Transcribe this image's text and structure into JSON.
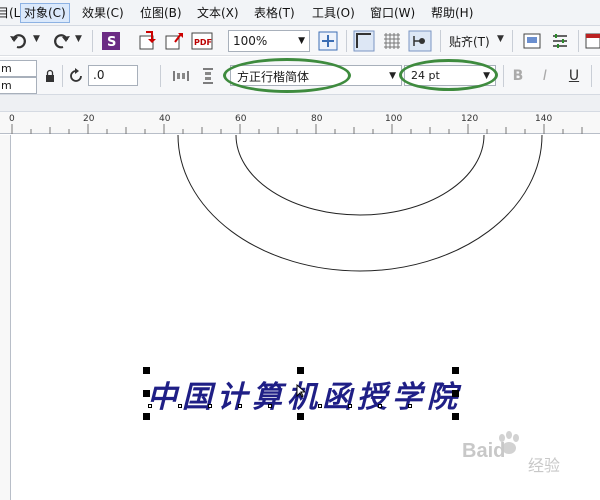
{
  "menu": {
    "items": [
      "目(L)",
      "对象(C)",
      "效果(C)",
      "位图(B)",
      "文本(X)",
      "表格(T)",
      "工具(O)",
      "窗口(W)",
      "帮助(H)"
    ]
  },
  "toolbar": {
    "zoom": "100%",
    "snap_label": "贴齐(T)"
  },
  "property_bar": {
    "unit_top": "m",
    "unit_bottom": "m",
    "rotation": ".0",
    "font_name": "方正行楷简体",
    "font_size": "24 pt",
    "bold_label": "B",
    "italic_label": "I",
    "underline_label": "U"
  },
  "ruler": {
    "ticks": [
      "0",
      "20",
      "40",
      "60",
      "80",
      "100",
      "120",
      "140"
    ]
  },
  "canvas": {
    "text": "中国计算机函授学院"
  },
  "watermark": {
    "brand": "Baid",
    "sub": "经验"
  },
  "colors": {
    "highlight_oval": "#3e8b3e",
    "text_fill": "#1f1f86",
    "menu_active_bg": "#dbe9fb"
  }
}
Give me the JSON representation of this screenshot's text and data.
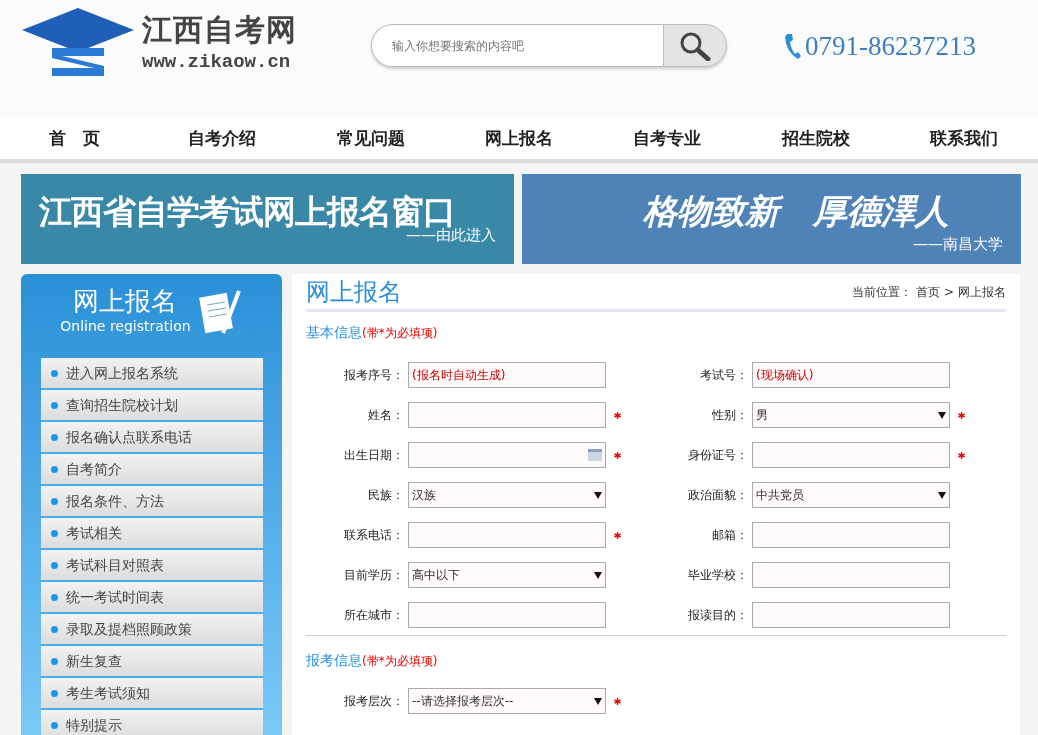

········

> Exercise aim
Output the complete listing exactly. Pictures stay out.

> Finished task
Transcribe this image's text and structure into JSON.
{
  "menu": {
    "items": [
      "目(L)",
      "对象(C)",
      "效果(C)",
      "位图(B)",
      "文本(X)",
      "表格(T)",
      "工具(O)",
      "窗口(W)",
      "帮助(H)"
    ]
  },
  "toolbar": {
    "zoom": "100%",
    "snap_label": "贴齐(T)"
  },
  "property_bar": {
    "unit_top": "m",
    "unit_bottom": "m",
    "rotation": ".0",
    "font_name": "方正行楷简体",
    "font_size": "24 pt",
    "bold_label": "B",
    "italic_label": "I",
    "underline_label": "U"
  },
  "ruler": {
    "ticks": [
      "0",
      "20",
      "40",
      "60",
      "80",
      "100",
      "120",
      "140"
    ]
  },
  "canvas": {
    "text": "中国计算机函授学院"
  },
  "watermark": {
    "brand": "Baid",
    "sub": "经验"
  },
  "colors": {
    "highlight_oval": "#3e8b3e",
    "text_fill": "#1f1f86",
    "menu_active_bg": "#dbe9fb"
  }
}
Give me the JSON representation of this screenshot's text and data.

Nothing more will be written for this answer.